=== THE PROBLEM ===
Reproduce the material that follows, keeping every line exactly as it is.

=== RECORDS TO PROCESS ===
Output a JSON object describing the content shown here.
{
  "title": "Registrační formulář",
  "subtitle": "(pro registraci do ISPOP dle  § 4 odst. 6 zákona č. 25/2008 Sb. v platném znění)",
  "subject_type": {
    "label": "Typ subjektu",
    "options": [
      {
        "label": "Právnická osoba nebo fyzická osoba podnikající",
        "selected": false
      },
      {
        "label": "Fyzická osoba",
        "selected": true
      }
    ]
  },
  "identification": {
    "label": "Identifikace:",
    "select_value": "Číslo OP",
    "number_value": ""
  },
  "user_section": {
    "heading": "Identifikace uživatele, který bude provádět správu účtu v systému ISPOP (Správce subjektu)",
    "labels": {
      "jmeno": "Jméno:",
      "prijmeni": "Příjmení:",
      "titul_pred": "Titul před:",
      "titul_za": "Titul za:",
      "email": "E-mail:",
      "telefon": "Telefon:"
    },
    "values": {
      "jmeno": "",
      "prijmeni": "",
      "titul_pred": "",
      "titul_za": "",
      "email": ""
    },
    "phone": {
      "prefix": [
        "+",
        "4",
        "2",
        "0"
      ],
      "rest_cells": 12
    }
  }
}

=== RESULT BELOW ===
Output a JSON object describing the content shown here.
{
  "title": "Registrační formulář",
  "subtitle": "(pro registraci do ISPOP dle  § 4 odst. 6 zákona č. 25/2008 Sb. v platném znění)",
  "subject_type": {
    "label": "Typ subjektu",
    "options": [
      {
        "label": "Právnická osoba nebo fyzická osoba podnikající",
        "selected": false
      },
      {
        "label": "Fyzická osoba",
        "selected": true
      }
    ]
  },
  "identification": {
    "label": "Identifikace:",
    "select_value": "Číslo OP",
    "number_value": ""
  },
  "user_section": {
    "heading": "Identifikace uživatele, který bude provádět správu účtu v systému ISPOP (Správce subjektu)",
    "labels": {
      "jmeno": "Jméno:",
      "prijmeni": "Příjmení:",
      "titul_pred": "Titul před:",
      "titul_za": "Titul za:",
      "email": "E-mail:",
      "telefon": "Telefon:"
    },
    "values": {
      "jmeno": "",
      "prijmeni": "",
      "titul_pred": "",
      "titul_za": "",
      "email": ""
    },
    "phone": {
      "prefix": [
        "+",
        "4",
        "2",
        "0"
      ],
      "rest_cells": 12
    }
  }
}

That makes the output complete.